It’s not just about improving on the low bar of either Wear OS or Tizen. There are low bars everywhere for Android users. As Wear OS stagnated, OnePlus, RealMe, Oppo, Fitbit, and others have turned to proprietary, simplified platforms that lack the features you’d expect in a smartwatch today.
The fact that Wear OS had an entry as the first wearable OS to market and no less than four companies turned their backs on it after giving it a go, speaks volumes. Let’s not wear rose-colored glasses though. Apple’s watchOS was a complete mess when Apple Watch first launched. It wasn’t focused nor did Apple have the ability to dial-in the watch’s core strengths before it came to market.
Remember the weird “contact your friends on the dial” thing? Or that apps basically had to do everything via the connected iPhone? Yeah, the initial road was tough. So tough in fact that Apple only took under five months to roll out watchOS version 2. This is the reason watchOS is always a version number ahead of the Series number of the hardware.
Simply put: Apple couldn’t wait.
Google, Wear OS, and the hardware manufacturers have turned what should be a competing platform into a street fight of proprietary systems that are slicing up half of a pie into smaller pieces. Interestingly, Google is carving out a slice for themselves in the easily-forgotten ownership of Fitbit. From that same Verge article:

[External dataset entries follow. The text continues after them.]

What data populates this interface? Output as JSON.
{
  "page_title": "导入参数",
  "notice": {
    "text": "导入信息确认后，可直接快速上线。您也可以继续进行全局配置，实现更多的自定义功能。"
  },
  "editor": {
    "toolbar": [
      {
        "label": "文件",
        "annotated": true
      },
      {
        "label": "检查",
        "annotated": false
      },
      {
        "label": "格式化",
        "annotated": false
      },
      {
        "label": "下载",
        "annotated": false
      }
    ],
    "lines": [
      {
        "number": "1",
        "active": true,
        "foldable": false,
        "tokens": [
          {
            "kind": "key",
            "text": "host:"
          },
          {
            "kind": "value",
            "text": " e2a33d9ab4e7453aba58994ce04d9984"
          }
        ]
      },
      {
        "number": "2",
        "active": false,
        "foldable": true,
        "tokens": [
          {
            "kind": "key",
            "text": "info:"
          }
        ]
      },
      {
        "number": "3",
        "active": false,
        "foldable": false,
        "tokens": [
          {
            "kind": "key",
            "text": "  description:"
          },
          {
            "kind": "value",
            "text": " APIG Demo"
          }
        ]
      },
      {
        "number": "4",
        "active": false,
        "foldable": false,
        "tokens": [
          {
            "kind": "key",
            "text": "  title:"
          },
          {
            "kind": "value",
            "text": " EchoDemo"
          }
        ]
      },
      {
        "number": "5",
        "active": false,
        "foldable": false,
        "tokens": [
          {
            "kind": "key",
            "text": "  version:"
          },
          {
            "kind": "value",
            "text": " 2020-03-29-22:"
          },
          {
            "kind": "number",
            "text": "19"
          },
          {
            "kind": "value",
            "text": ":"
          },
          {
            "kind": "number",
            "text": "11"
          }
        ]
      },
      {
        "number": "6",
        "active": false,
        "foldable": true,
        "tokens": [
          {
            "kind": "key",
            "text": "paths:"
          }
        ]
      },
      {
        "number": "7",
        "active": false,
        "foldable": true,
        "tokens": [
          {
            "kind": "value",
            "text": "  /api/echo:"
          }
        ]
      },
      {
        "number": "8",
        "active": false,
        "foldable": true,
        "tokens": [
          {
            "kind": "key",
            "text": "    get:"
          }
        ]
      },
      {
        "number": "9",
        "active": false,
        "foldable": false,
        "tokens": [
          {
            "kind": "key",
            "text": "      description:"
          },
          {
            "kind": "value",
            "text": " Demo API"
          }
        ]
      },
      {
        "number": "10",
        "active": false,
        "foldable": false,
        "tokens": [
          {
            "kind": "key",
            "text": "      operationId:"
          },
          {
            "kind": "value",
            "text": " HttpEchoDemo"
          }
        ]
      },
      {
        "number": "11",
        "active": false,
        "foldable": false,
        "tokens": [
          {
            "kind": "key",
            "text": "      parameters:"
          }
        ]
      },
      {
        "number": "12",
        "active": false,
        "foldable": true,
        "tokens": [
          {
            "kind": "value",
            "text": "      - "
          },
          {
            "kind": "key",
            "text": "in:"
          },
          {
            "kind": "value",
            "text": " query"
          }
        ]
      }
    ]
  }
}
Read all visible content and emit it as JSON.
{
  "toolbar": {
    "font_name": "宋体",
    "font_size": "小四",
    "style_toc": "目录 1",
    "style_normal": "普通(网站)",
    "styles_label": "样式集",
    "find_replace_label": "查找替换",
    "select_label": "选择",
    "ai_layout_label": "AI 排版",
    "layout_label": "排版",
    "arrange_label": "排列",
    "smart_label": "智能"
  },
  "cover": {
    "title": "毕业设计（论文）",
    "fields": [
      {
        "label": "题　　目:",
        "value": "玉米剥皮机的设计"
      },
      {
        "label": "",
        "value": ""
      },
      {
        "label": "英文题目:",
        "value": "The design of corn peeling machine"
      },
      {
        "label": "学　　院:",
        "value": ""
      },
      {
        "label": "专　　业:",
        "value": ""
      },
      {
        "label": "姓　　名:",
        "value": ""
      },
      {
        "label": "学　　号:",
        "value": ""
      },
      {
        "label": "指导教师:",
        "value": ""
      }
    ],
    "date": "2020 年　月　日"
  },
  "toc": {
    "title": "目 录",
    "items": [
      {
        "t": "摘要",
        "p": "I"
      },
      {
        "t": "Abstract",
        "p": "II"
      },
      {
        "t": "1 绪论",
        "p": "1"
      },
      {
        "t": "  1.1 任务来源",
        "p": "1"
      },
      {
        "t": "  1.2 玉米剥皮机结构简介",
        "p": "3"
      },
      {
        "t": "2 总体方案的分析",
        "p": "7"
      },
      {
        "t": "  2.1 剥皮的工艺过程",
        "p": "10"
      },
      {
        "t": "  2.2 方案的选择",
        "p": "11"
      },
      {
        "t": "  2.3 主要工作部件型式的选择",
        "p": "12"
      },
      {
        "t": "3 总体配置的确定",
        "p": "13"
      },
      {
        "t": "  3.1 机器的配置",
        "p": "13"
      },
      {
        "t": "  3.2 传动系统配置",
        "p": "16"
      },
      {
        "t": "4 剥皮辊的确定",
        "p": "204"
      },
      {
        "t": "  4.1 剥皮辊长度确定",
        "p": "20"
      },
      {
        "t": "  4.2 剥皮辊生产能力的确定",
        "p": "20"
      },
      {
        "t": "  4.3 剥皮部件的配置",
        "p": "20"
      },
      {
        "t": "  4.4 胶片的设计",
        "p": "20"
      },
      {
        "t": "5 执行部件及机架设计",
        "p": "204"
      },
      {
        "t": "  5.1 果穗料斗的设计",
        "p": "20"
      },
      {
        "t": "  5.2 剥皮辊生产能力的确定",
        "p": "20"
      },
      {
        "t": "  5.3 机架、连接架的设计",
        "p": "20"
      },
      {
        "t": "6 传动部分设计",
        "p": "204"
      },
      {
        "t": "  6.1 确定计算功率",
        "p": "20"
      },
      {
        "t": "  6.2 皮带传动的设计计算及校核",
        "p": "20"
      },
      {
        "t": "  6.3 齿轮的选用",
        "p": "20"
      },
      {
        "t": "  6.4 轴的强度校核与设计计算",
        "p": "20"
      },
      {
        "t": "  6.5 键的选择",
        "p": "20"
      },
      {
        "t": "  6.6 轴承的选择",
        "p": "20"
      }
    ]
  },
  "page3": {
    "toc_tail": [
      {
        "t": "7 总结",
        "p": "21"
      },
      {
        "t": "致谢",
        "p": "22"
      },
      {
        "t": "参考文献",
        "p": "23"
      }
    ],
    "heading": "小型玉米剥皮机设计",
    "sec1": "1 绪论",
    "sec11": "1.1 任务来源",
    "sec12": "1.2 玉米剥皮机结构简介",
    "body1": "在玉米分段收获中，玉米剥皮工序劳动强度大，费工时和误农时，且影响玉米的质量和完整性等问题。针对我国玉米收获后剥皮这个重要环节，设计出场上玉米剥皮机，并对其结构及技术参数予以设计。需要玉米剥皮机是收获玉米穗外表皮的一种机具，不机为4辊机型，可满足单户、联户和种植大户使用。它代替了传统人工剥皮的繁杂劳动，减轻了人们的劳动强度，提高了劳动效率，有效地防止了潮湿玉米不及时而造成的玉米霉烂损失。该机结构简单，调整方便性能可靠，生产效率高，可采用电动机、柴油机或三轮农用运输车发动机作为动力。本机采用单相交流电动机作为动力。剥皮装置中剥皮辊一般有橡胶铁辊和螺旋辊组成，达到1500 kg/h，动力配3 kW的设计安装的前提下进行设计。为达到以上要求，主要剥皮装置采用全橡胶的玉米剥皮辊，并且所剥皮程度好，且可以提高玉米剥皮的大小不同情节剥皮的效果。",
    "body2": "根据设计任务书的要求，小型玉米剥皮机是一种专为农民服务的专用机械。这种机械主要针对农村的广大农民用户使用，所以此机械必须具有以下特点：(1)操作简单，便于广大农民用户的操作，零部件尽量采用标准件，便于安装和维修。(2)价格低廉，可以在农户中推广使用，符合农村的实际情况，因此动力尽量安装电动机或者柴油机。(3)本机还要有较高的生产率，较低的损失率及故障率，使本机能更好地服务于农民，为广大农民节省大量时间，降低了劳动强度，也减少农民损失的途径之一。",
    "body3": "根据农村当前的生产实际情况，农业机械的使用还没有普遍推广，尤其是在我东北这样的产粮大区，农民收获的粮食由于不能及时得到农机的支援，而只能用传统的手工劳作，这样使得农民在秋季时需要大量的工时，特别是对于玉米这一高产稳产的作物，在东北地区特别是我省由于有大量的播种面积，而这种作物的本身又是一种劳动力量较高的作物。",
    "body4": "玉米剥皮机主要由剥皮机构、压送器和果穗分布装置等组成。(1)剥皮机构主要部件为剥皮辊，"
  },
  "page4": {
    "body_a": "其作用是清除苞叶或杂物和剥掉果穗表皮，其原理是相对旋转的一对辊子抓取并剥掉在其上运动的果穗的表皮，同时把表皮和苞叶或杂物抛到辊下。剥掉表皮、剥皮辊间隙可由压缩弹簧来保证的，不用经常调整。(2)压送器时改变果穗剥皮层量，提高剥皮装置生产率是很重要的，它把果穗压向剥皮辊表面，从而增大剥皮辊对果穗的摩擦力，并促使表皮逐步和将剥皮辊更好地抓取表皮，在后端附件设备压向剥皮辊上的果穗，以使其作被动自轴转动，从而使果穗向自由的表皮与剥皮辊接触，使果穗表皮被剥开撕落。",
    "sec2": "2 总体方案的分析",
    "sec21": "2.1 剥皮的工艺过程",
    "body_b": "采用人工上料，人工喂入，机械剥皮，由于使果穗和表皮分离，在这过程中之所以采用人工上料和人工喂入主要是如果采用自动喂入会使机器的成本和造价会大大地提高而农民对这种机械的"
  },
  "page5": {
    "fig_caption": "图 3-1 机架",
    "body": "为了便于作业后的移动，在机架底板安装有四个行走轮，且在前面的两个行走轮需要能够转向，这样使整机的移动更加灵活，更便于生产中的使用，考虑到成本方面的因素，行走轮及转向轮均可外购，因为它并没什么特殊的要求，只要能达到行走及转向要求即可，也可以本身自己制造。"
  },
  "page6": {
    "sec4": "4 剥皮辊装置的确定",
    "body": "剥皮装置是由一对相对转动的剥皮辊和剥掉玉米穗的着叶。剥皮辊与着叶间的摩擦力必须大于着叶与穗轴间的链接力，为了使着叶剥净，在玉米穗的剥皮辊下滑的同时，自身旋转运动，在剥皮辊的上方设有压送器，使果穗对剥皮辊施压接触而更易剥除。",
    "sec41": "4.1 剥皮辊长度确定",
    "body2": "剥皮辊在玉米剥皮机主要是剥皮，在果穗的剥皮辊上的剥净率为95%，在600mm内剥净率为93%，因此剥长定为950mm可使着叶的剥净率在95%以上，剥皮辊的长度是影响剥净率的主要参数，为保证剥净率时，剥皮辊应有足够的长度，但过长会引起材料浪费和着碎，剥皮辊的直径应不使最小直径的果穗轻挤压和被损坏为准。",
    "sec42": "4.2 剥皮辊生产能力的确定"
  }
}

It gets more complicated with Google’s acquisition of Fitbit. Google has said that it wouldn’t stop using its own health tracking system, Google Fit. That means that these watches could theoretically have three different fitness tracking software options: Samsung, Google, and Fitbit.
Three fitness tracking options. On a single watch. Nobody short of a techie is going to have any idea of what they’re doing. As Apple’s offering has been in the mainstream for a few years, imagine those “normals” trying to navigate this ocean of options, lock-in, and competing software that sort of does the same thing, but not quite.
I look forward to seeing what Samsung does for the platform with this new partnership. Any sort of focus will greatly benefit the platform and Android users who don’t want to switch.